----- Dataset entries
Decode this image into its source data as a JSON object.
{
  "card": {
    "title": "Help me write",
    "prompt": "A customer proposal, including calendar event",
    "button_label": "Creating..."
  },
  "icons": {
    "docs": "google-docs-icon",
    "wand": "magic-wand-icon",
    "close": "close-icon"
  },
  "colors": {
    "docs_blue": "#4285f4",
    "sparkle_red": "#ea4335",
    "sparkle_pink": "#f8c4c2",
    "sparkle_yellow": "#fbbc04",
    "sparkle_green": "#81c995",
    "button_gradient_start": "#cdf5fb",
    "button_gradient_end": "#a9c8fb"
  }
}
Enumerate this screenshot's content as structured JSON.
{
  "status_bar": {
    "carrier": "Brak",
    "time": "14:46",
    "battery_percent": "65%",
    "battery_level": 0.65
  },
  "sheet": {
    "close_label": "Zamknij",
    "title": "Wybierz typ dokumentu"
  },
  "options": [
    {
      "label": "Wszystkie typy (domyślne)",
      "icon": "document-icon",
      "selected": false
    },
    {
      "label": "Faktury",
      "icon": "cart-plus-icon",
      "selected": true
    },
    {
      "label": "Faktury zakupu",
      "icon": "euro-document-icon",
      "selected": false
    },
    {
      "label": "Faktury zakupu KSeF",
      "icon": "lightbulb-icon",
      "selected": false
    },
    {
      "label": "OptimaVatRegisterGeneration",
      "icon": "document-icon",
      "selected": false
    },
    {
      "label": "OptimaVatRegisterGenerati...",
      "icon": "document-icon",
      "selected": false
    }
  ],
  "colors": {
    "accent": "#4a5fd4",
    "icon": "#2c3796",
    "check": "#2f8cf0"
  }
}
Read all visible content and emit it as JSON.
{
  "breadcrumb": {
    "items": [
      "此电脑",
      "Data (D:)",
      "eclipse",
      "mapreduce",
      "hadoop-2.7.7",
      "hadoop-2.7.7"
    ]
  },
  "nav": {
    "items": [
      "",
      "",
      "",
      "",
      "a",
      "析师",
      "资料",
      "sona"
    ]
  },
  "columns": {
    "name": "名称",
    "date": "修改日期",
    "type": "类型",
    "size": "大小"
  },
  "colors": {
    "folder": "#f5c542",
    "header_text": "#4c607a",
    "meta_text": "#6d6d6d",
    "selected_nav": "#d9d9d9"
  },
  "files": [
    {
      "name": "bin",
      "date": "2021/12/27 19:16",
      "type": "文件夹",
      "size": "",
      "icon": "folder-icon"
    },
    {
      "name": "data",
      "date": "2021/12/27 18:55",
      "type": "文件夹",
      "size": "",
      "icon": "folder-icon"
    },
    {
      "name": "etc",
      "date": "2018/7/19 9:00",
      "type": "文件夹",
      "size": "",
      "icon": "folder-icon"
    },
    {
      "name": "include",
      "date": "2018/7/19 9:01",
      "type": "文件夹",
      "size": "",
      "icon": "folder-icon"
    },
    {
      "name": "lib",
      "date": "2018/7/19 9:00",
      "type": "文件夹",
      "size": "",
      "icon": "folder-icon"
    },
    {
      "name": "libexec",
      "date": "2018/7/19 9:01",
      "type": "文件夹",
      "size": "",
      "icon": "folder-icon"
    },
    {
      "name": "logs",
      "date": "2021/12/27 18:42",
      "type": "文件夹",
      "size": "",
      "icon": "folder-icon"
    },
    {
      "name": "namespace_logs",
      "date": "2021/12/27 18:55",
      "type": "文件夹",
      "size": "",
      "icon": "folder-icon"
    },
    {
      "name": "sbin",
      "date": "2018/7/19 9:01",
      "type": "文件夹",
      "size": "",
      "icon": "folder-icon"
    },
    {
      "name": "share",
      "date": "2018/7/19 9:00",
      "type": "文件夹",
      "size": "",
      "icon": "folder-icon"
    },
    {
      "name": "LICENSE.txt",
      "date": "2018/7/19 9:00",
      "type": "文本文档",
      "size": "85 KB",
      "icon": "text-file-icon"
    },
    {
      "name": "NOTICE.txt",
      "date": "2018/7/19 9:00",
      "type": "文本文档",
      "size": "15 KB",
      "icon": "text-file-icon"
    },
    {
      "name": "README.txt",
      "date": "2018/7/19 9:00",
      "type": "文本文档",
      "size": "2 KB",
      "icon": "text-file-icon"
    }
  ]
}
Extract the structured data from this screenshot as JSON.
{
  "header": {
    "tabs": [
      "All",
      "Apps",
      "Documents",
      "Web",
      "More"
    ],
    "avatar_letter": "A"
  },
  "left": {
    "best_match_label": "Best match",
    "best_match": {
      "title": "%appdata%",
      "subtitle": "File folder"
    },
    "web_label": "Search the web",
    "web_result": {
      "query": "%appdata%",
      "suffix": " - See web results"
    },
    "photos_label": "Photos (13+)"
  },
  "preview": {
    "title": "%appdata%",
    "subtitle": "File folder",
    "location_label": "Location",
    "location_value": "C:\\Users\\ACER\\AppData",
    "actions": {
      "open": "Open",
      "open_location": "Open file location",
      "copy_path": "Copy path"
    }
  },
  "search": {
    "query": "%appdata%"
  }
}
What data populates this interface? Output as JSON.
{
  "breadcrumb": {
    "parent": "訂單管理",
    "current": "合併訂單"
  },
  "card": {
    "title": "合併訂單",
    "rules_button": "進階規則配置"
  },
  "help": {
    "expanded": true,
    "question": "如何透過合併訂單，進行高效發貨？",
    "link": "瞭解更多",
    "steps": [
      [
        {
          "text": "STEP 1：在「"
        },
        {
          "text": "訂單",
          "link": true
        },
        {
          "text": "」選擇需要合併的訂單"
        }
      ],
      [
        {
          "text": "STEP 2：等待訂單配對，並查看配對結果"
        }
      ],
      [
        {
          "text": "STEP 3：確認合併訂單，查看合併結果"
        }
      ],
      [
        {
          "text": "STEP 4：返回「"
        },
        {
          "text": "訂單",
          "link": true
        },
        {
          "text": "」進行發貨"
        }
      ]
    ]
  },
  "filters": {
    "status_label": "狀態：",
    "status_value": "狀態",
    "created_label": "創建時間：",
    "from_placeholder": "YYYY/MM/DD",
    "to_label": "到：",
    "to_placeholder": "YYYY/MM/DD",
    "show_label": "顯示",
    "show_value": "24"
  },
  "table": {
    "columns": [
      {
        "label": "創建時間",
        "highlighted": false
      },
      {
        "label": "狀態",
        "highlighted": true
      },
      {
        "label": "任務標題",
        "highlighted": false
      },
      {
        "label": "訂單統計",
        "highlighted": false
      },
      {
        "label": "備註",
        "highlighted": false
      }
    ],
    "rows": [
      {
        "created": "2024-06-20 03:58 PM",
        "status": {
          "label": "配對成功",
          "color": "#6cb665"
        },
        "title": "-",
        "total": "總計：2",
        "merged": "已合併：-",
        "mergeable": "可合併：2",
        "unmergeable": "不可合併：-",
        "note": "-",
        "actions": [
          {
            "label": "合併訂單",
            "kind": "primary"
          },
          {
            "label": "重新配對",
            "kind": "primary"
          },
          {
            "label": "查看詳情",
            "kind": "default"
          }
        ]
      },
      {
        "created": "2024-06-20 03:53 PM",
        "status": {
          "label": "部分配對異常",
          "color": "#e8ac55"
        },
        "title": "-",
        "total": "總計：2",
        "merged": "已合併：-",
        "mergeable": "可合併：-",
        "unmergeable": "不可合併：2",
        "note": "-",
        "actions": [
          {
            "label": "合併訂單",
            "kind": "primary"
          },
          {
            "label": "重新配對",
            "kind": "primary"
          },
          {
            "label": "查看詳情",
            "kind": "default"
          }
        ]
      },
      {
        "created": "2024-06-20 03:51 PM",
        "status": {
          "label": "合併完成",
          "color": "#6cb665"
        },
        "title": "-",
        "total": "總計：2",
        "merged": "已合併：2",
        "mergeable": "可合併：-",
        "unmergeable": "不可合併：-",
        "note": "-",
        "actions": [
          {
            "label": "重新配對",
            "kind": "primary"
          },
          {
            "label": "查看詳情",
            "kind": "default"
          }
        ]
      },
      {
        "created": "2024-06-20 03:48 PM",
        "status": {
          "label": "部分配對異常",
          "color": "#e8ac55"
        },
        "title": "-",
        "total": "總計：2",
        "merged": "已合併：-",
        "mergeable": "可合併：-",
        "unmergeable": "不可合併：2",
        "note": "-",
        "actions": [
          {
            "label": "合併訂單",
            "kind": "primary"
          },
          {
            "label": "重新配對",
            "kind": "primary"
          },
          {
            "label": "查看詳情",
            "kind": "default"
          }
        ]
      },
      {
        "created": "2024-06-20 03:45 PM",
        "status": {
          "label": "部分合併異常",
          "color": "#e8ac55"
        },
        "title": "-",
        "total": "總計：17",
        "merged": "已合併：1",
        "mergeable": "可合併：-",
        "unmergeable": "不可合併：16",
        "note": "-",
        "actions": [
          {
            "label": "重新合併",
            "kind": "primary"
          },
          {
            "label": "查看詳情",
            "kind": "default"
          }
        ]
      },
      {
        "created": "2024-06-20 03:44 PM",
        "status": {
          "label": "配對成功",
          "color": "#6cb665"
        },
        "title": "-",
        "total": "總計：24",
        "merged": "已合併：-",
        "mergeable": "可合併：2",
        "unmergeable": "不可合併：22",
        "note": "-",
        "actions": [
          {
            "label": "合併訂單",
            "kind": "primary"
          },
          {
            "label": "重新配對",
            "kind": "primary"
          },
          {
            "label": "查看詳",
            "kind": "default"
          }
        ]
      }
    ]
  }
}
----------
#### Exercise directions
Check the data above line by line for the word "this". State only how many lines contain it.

#### Problem solution
4